1 squirt of dishsoap (I prefer old fashioned Dawn)

Shake and you are ready to clean everything from your counters to your microwave to your kitchen windows. Vinegar is an awesome superstar in the kitchen that can do so many things, mainly cutting grease and killing germs. The dishsoap helps in the grease cutting, and provides a surfactant that cuts the surface tension of the water and allows the vinegar to do it's work.

Baking soda makes a wonderful abrasive but not scratchy cleanser, and deoderizes everything. I use the cheapo store brand.

So for about $3.oo, I can clean my kitchen for a month with just a few commmon kitchen staples and no harsh chemicals! I love it!

Finally, some basic money saving tips that I have found to lower our grocery bill while also staying green:

1. Buy in bulk and repackage. But not in plastic ziplocks, please! Using reuseable sandwich and snack bags to repackage your snacks, you can save money and packaging, which is good for the environment, and your wallet!

2. Buy recyclable packaging, or re-use your glass. We don't get curbside glass pick up in our area, so I try to use packaging (cans or plastic) that can be recycled. If buying food in plastic doesn't agree with you, re-use your glass jars by removing the labels. Save the lids, too! You can repackage and store many dry pantry staples like beans and rice in glass jars. I even use glass jars to store my scrap book supplies (plus, it's purdy!).

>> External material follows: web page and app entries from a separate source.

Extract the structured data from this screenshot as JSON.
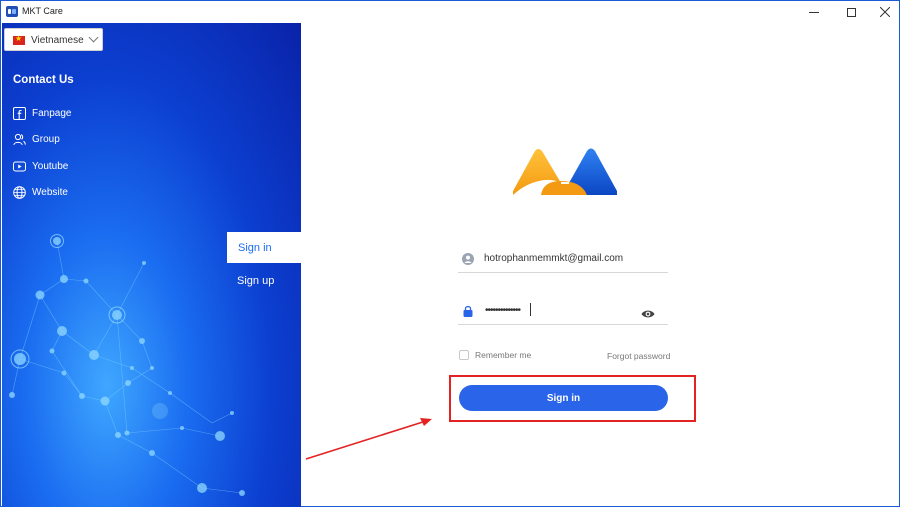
{
  "window": {
    "title": "MKT Care",
    "accent_color": "#1a6cf0",
    "controls": {
      "minimize_icon": "minimize-icon",
      "maximize_icon": "maximize-icon",
      "close_icon": "close-icon"
    }
  },
  "sidebar": {
    "language": {
      "selected": "Vietnamese",
      "flag_icon": "vietnam-flag-icon"
    },
    "contact_title": "Contact Us",
    "contact_items": [
      {
        "label": "Fanpage",
        "icon": "facebook-icon"
      },
      {
        "label": "Group",
        "icon": "group-icon"
      },
      {
        "label": "Youtube",
        "icon": "youtube-icon"
      },
      {
        "label": "Website",
        "icon": "globe-icon"
      }
    ],
    "tabs": [
      {
        "label": "Sign in",
        "active": true
      },
      {
        "label": "Sign up",
        "active": false
      }
    ]
  },
  "form": {
    "email_value": "hotrophanmemmkt@gmail.com",
    "password_masked": "••••••••••••••",
    "remember_label": "Remember me",
    "remember_checked": false,
    "forgot_label": "Forgot password",
    "submit_label": "Sign in",
    "submit_color": "#2a64e8"
  },
  "annotation": {
    "highlight_color": "#e32222"
  }
}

3. Keep a paper recycling area right in the kitchen. I don't know about you, but my kitchen is the hub of our household. Everything that comes into the house (including the mountain of papers and mail) goes through the kitchen. Immediately recycle anything that doesn't need further attention. That way it doesn't build up in piles, and get tossed out of sheer annoyance. Then on recycling day, you just take the bag/bin/tote right outside. I keep a paper sack in my kitchen just for paper. I put recyclables (jars, etc) into a bag that goes out to the bin every day. This is my six year old's job! Make it easy, and you will do it more often. This isn't a money saving tip so much as time-management, but time is money (or so I've heard)!

4. Buy and use canvas or other sturdy grocery bags for bringing your groceries home. It saves you money, because many stores offer a discount for each bag used. After 20 visits to the store, and most bags are paid for. They hold a lot, and are sturdier than paper or plastic. Also, it saves trees, and keeps our landfills from becoming choking with plastic bags that won't biodegrade for thousands of years.

Gillybag shopper.

5. Don't forget the reuseable water bottle! Millions of water bottles are tossed out each year, again, choking our land with unwanted and nonbiodegradable plastic. One water bottle that can be reused can save you a ton of money, and save our planet. Really! If we all switched to a refillable reuseable water bottle, think of how many cases of water and all that plastic that would be saved. Even if we recycled all of it, it takes water to do that. We only have so much water on the planet. Let's save it where we can.

That's it for now, I'll post some bathroom tips soon!

1 comment:

Charlene said...

Great post! As a fellow mom of 6 I also have ditched the paper products for cloth. I love your recipe for cleaner ~ I'll have to try that one :)